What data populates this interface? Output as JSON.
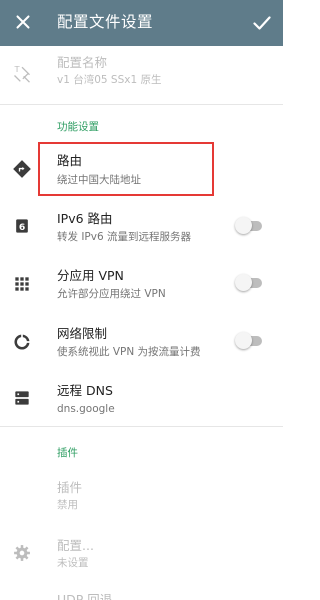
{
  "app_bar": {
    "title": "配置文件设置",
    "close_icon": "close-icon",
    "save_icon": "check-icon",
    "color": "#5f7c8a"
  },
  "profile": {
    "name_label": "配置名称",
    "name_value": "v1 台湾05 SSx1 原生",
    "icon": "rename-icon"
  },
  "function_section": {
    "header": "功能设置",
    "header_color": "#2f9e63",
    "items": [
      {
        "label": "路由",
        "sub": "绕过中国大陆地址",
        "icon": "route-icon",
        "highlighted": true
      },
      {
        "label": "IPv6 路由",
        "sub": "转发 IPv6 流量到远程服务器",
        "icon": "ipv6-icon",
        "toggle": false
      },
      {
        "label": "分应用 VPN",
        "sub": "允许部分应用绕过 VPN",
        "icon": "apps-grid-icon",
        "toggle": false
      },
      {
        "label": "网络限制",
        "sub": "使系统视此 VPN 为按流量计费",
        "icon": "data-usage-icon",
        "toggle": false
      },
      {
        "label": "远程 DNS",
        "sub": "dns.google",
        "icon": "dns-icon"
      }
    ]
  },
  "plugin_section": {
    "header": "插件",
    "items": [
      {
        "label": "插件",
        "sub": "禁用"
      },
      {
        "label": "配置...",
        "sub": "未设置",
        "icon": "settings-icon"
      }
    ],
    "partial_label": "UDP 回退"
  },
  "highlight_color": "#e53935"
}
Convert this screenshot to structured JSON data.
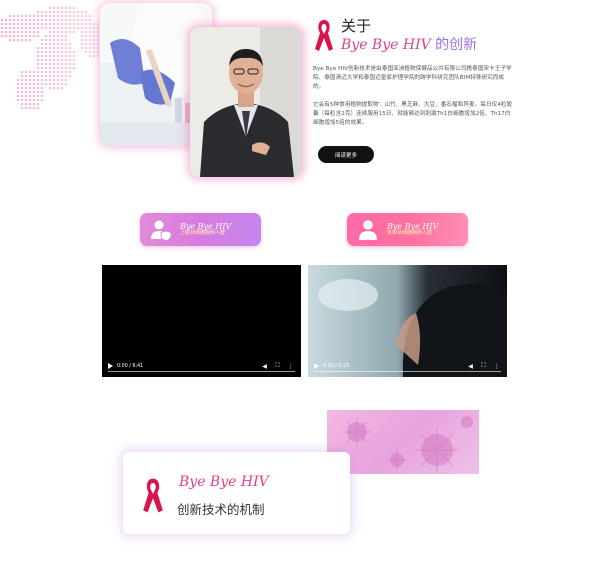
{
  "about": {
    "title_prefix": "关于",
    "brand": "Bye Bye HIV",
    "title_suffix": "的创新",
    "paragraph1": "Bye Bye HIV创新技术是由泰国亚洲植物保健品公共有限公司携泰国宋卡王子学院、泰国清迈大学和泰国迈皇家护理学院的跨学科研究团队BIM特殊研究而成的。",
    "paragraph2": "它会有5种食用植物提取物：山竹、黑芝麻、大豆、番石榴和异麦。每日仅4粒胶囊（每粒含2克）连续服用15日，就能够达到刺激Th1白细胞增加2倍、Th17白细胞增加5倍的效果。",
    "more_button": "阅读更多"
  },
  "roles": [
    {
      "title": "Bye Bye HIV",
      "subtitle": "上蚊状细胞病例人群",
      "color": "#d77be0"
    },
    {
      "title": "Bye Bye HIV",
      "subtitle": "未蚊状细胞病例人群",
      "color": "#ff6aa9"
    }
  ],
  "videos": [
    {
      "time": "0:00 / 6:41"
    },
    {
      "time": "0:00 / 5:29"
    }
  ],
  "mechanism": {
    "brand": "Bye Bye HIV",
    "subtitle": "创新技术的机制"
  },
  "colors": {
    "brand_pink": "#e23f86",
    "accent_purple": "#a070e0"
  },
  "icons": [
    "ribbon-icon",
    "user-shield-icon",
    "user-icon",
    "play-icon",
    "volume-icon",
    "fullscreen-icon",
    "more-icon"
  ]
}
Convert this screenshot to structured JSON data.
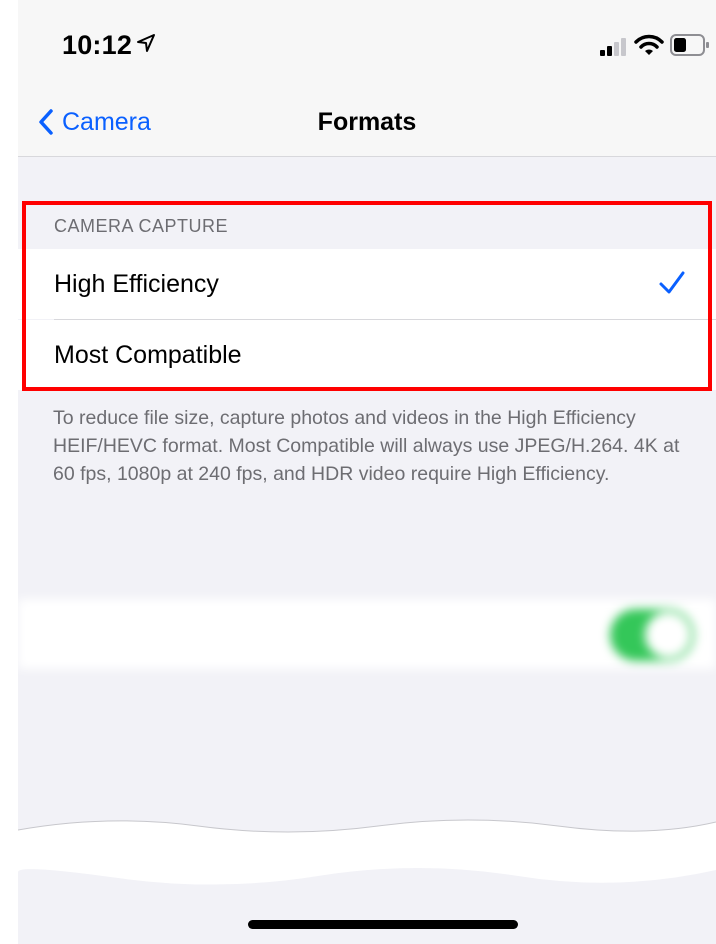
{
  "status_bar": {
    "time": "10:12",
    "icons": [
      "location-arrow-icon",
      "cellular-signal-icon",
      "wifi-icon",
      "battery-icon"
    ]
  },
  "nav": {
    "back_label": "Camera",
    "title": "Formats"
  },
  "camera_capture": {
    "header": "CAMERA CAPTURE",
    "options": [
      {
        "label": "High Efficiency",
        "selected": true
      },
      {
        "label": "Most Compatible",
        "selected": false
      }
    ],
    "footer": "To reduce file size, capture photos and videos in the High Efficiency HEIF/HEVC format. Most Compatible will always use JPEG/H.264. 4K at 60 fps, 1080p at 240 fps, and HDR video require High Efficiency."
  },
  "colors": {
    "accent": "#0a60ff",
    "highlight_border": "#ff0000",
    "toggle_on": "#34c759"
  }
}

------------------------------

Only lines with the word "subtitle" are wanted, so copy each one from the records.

_Task output_
      "subtitle": "上蚊状细胞病例人群",
      "subtitle": "未蚊状细胞病例人群",
    "subtitle": "创新技术的机制"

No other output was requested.